## Exercise details
Please report every line in the material below where the word "have" is found.

---------- Data

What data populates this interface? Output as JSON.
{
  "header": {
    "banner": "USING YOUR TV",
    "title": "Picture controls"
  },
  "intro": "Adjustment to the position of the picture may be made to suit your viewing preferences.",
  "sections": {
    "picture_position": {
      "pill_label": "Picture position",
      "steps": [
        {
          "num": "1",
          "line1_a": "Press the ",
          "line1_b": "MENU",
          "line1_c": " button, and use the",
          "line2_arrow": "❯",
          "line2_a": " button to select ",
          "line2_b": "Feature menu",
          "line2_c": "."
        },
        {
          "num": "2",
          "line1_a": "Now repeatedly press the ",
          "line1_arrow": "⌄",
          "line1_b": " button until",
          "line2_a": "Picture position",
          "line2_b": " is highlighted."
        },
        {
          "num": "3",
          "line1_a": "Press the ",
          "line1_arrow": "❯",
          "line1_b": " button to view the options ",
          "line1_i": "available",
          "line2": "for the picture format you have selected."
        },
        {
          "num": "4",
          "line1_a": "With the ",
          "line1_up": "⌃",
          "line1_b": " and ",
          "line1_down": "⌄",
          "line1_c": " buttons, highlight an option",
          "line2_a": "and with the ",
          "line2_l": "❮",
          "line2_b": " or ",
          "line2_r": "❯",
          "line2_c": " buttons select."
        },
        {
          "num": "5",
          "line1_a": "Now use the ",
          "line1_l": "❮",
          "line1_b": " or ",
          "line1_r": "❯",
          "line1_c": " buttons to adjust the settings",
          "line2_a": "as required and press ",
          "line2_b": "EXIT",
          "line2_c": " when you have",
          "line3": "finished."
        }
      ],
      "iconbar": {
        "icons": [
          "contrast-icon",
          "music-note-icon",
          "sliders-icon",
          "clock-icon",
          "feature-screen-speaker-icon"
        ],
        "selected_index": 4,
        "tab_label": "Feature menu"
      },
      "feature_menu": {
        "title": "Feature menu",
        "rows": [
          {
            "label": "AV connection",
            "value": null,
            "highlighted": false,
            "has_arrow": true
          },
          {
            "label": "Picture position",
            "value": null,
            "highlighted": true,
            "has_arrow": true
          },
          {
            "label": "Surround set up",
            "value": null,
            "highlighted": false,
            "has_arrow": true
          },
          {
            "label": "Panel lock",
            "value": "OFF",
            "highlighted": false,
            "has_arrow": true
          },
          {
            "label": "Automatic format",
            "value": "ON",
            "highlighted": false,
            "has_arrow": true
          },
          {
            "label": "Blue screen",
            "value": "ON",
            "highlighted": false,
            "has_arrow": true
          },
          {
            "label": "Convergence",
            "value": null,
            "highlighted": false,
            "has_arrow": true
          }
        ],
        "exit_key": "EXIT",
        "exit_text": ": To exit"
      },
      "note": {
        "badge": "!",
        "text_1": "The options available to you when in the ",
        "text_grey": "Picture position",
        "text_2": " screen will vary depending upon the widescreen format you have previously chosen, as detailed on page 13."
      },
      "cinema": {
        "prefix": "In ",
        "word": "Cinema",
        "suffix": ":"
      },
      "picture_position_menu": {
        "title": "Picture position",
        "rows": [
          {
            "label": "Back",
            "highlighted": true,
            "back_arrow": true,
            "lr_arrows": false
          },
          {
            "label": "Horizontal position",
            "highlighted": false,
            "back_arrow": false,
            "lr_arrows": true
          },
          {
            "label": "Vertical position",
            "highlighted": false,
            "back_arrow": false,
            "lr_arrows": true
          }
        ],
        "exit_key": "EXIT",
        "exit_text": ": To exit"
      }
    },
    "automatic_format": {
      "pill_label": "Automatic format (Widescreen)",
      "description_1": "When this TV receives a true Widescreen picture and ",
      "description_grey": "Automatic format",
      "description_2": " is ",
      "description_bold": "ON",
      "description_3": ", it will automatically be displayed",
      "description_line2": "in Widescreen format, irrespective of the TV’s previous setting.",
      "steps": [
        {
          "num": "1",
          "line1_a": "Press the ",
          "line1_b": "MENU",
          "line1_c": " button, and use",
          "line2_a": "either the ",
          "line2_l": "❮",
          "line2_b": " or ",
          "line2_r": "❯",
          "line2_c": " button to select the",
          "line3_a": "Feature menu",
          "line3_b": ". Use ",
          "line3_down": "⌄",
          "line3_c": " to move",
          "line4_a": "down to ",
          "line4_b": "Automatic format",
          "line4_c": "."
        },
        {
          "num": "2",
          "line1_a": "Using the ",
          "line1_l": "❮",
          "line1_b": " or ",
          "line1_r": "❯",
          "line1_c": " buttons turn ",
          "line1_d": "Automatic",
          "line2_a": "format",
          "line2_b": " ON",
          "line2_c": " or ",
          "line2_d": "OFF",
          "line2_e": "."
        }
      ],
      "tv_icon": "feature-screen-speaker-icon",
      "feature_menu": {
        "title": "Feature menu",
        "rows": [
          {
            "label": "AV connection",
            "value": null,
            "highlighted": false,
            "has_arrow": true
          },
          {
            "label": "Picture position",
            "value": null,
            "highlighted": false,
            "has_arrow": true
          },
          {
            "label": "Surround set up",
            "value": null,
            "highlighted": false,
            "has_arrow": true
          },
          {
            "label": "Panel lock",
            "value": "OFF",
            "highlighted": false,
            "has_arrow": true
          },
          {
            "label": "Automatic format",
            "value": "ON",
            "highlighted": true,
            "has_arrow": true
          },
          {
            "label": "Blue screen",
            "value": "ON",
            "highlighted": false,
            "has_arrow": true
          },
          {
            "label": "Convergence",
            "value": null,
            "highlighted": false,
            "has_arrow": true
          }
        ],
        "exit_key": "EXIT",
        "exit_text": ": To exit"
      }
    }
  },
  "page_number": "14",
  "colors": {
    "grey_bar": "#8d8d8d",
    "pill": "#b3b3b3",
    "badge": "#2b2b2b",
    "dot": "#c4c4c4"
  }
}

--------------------

## Final answer
          "line2": "for the picture format you have selected."
          "line2_c": " when you have",
        "text_2": " screen will vary depending upon the widescreen format you have previously chosen, as detailed on page 13."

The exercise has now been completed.